• **The task**
Each of the lines below must be retyped character for character.

• **Data extract**

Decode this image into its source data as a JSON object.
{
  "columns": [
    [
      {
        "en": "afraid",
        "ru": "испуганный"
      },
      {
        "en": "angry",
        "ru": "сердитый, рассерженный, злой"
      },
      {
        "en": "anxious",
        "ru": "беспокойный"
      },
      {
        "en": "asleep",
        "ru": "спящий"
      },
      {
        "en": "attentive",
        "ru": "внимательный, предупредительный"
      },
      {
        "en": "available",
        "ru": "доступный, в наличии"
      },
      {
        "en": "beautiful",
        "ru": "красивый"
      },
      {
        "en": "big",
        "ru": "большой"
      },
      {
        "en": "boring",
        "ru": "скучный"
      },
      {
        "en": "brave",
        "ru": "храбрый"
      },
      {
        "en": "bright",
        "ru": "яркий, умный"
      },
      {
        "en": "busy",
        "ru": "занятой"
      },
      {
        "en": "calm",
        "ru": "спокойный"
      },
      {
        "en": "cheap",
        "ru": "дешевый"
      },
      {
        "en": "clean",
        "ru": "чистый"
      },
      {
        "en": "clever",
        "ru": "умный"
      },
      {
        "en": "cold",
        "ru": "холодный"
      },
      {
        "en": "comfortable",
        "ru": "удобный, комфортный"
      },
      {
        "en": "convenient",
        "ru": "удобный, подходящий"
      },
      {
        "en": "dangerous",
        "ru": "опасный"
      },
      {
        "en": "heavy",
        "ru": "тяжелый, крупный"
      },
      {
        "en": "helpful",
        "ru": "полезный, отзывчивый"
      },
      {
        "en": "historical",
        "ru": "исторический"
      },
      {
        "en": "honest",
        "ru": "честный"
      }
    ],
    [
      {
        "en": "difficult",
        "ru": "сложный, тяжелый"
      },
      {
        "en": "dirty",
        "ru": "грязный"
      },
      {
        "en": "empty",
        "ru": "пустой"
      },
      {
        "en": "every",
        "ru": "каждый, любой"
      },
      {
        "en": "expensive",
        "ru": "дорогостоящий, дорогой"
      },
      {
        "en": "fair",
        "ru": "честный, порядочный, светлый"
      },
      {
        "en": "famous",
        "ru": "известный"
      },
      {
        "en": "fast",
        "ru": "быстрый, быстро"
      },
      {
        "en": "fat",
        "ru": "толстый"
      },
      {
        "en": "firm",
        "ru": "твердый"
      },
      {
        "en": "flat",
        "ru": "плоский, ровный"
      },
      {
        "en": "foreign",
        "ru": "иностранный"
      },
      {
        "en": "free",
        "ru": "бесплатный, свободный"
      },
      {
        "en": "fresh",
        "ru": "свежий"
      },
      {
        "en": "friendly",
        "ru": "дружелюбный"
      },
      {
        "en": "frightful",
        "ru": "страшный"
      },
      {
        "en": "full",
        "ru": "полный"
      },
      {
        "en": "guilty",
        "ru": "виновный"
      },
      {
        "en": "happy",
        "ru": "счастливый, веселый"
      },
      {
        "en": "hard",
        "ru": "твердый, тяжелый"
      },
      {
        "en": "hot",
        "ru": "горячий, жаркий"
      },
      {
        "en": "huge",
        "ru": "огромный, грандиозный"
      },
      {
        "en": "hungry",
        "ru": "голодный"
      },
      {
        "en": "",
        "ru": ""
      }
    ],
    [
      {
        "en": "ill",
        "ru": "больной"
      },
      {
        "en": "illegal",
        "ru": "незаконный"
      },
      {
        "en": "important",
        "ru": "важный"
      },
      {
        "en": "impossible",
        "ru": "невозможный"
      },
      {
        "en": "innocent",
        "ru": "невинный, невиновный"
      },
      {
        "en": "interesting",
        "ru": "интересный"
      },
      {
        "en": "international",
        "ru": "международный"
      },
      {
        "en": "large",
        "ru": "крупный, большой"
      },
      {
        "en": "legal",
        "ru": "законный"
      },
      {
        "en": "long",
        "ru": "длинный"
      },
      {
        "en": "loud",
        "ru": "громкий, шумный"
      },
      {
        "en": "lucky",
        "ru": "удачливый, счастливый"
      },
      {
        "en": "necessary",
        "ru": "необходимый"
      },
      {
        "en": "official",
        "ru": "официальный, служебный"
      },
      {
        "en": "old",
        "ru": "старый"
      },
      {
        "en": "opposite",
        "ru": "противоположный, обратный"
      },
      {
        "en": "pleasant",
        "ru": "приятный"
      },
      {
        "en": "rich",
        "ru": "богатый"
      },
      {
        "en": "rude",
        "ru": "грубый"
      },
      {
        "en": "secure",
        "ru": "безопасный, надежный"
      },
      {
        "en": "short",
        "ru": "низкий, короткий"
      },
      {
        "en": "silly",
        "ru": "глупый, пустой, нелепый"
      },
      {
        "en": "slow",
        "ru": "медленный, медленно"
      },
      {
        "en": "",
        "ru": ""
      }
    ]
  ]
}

• **Exercise response**
Decode this image into its source data as a JSON object.
{
  "columns": [
    [
      {
        "en": "afraid",
        "ru": "испуганный"
      },
      {
        "en": "angry",
        "ru": "сердитый, рассерженный, злой"
      },
      {
        "en": "anxious",
        "ru": "беспокойный"
      },
      {
        "en": "asleep",
        "ru": "спящий"
      },
      {
        "en": "attentive",
        "ru": "внимательный, предупредительный"
      },
      {
        "en": "available",
        "ru": "доступный, в наличии"
      },
      {
        "en": "beautiful",
        "ru": "красивый"
      },
      {
        "en": "big",
        "ru": "большой"
      },
      {
        "en": "boring",
        "ru": "скучный"
      },
      {
        "en": "brave",
        "ru": "храбрый"
      },
      {
        "en": "bright",
        "ru": "яркий, умный"
      },
      {
        "en": "busy",
        "ru": "занятой"
      },
      {
        "en": "calm",
        "ru": "спокойный"
      },
      {
        "en": "cheap",
        "ru": "дешевый"
      },
      {
        "en": "clean",
        "ru": "чистый"
      },
      {
        "en": "clever",
        "ru": "умный"
      },
      {
        "en": "cold",
        "ru": "холодный"
      },
      {
        "en": "comfortable",
        "ru": "удобный, комфортный"
      },
      {
        "en": "convenient",
        "ru": "удобный, подходящий"
      },
      {
        "en": "dangerous",
        "ru": "опасный"
      },
      {
        "en": "heavy",
        "ru": "тяжелый, крупный"
      },
      {
        "en": "helpful",
        "ru": "полезный, отзывчивый"
      },
      {
        "en": "historical",
        "ru": "исторический"
      },
      {
        "en": "honest",
        "ru": "честный"
      }
    ],
    [
      {
        "en": "difficult",
        "ru": "сложный, тяжелый"
      },
      {
        "en": "dirty",
        "ru": "грязный"
      },
      {
        "en": "empty",
        "ru": "пустой"
      },
      {
        "en": "every",
        "ru": "каждый, любой"
      },
      {
        "en": "expensive",
        "ru": "дорогостоящий, дорогой"
      },
      {
        "en": "fair",
        "ru": "честный, порядочный, светлый"
      },
      {
        "en": "famous",
        "ru": "известный"
      },
      {
        "en": "fast",
        "ru": "быстрый, быстро"
      },
      {
        "en": "fat",
        "ru": "толстый"
      },
      {
        "en": "firm",
        "ru": "твердый"
      },
      {
        "en": "flat",
        "ru": "плоский, ровный"
      },
      {
        "en": "foreign",
        "ru": "иностранный"
      },
      {
        "en": "free",
        "ru": "бесплатный, свободный"
      },
      {
        "en": "fresh",
        "ru": "свежий"
      },
      {
        "en": "friendly",
        "ru": "дружелюбный"
      },
      {
        "en": "frightful",
        "ru": "страшный"
      },
      {
        "en": "full",
        "ru": "полный"
      },
      {
        "en": "guilty",
        "ru": "виновный"
      },
      {
        "en": "happy",
        "ru": "счастливый, веселый"
      },
      {
        "en": "hard",
        "ru": "твердый, тяжелый"
      },
      {
        "en": "hot",
        "ru": "горячий, жаркий"
      },
      {
        "en": "huge",
        "ru": "огромный, грандиозный"
      },
      {
        "en": "hungry",
        "ru": "голодный"
      },
      {
        "en": "",
        "ru": ""
      }
    ],
    [
      {
        "en": "ill",
        "ru": "больной"
      },
      {
        "en": "illegal",
        "ru": "незаконный"
      },
      {
        "en": "important",
        "ru": "важный"
      },
      {
        "en": "impossible",
        "ru": "невозможный"
      },
      {
        "en": "innocent",
        "ru": "невинный, невиновный"
      },
      {
        "en": "interesting",
        "ru": "интересный"
      },
      {
        "en": "international",
        "ru": "международный"
      },
      {
        "en": "large",
        "ru": "крупный, большой"
      },
      {
        "en": "legal",
        "ru": "законный"
      },
      {
        "en": "long",
        "ru": "длинный"
      },
      {
        "en": "loud",
        "ru": "громкий, шумный"
      },
      {
        "en": "lucky",
        "ru": "удачливый, счастливый"
      },
      {
        "en": "necessary",
        "ru": "необходимый"
      },
      {
        "en": "official",
        "ru": "официальный, служебный"
      },
      {
        "en": "old",
        "ru": "старый"
      },
      {
        "en": "opposite",
        "ru": "противоположный, обратный"
      },
      {
        "en": "pleasant",
        "ru": "приятный"
      },
      {
        "en": "rich",
        "ru": "богатый"
      },
      {
        "en": "rude",
        "ru": "грубый"
      },
      {
        "en": "secure",
        "ru": "безопасный, надежный"
      },
      {
        "en": "short",
        "ru": "низкий, короткий"
      },
      {
        "en": "silly",
        "ru": "глупый, пустой, нелепый"
      },
      {
        "en": "slow",
        "ru": "медленный, медленно"
      },
      {
        "en": "",
        "ru": ""
      }
    ]
  ]
}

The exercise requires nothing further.